Reblogged from azspot
In the end, Graber suggests, debt– and economic theorists– blind us to how human societies really operate. There are at least three types of human economy, which he calls communism, exchange, and hierarchy. ‘Communism’ is the helpful, altruistic systems that underlie all human society– it’s how families work, and entire villages in many cultures, and even how corporations work internally. Hierarchical exchanges are largely exactions by the rich and powerful, and their salient feature is precedent: a particular tax or tribute, once levied, becomes customary, which is one reason you should be wary of offering a gift to the king. (On the other hand, it’s rare that an elite simply does nothing but take; usually it needs to attract supporters by giving things away.)

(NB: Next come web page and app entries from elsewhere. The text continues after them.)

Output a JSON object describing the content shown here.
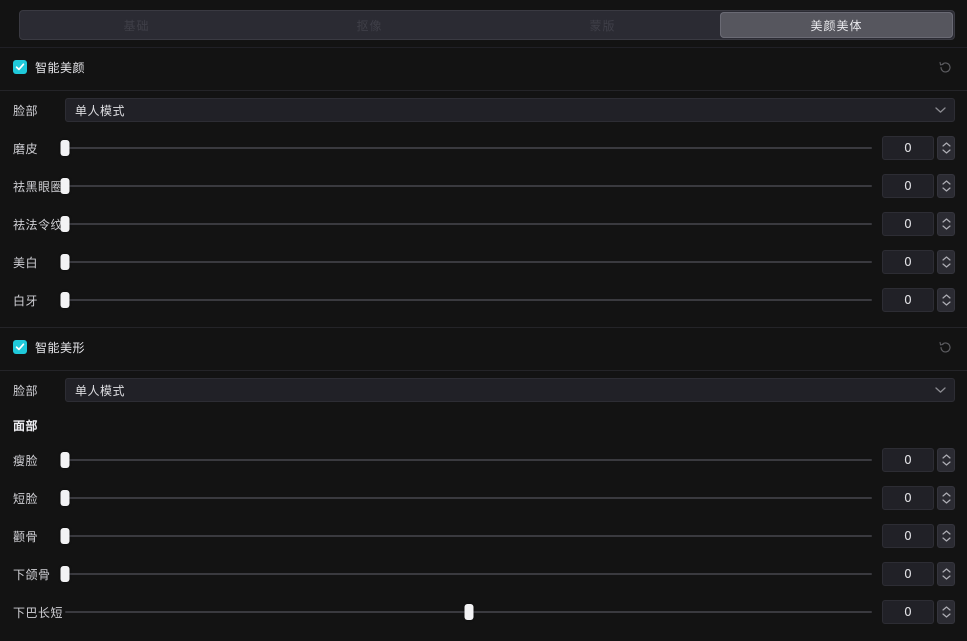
{
  "tabs": [
    {
      "label": "基础",
      "active": false
    },
    {
      "label": "抠像",
      "active": false
    },
    {
      "label": "蒙版",
      "active": false
    },
    {
      "label": "美颜美体",
      "active": true
    }
  ],
  "colors": {
    "accent": "#1fc9da",
    "panel_bg": "#131313",
    "tabbar_bg": "#2b2b33",
    "tab_active_bg": "#56565e",
    "field_bg": "#212127",
    "track": "#3a3a3f",
    "knob": "#f2f2f4"
  },
  "sections": [
    {
      "id": "smart-beauty",
      "title": "智能美颜",
      "enabled": true,
      "reset_icon": "reset-icon",
      "mode_row": {
        "label": "脸部",
        "value": "单人模式",
        "caret_icon": "chevron-down-icon"
      },
      "sliders": [
        {
          "label": "磨皮",
          "value": "0",
          "percent": 0
        },
        {
          "label": "祛黑眼圈",
          "value": "0",
          "percent": 0
        },
        {
          "label": "祛法令纹",
          "value": "0",
          "percent": 0
        },
        {
          "label": "美白",
          "value": "0",
          "percent": 0
        },
        {
          "label": "白牙",
          "value": "0",
          "percent": 0
        }
      ]
    },
    {
      "id": "smart-reshape",
      "title": "智能美形",
      "enabled": true,
      "reset_icon": "reset-icon",
      "mode_row": {
        "label": "脸部",
        "value": "单人模式",
        "caret_icon": "chevron-down-icon"
      },
      "subheading": "面部",
      "sliders": [
        {
          "label": "瘦脸",
          "value": "0",
          "percent": 0
        },
        {
          "label": "短脸",
          "value": "0",
          "percent": 0
        },
        {
          "label": "颧骨",
          "value": "0",
          "percent": 0
        },
        {
          "label": "下颌骨",
          "value": "0",
          "percent": 0
        },
        {
          "label": "下巴长短",
          "value": "0",
          "percent": 50
        }
      ]
    }
  ]
}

To Graeber, economists go terribly wrong in ignoring or underestimating the non-exchange portions of the world. The whole attitude of looking at the world in terms of rational, egoistic calculation is a vast misapplication of what was originally a very narrow part of the economy– associated with debt, war, and slavery.
All of this is fascinating and eye-opening, and can be used to deepen (and darken) your view of history, or your conworld.
At the same time… well, for Graeber history is full of villains, and he’s often so busy flinging mud at them that he loses track of who’s worse and who we should be rooting for. E.g. he talks about the rise of coinage as something of a disaster, destroying the credit economy and ultimately turning the Roman citizens into slaves. Yet he’s already shown that debt slavery functioned with its full horribleness in pre-coinage societies, and turned the Mesopotamians into slaves. Later he provocatively suggest that the Dark Ages weren’t so dark, as the Europeans ended slavery, resisted usury, and ended the militarism of the Roman Empire. But the Middle Ages, as he well knows, replaced slavery with serfdom, and threw out the political and technological advances of the ancients.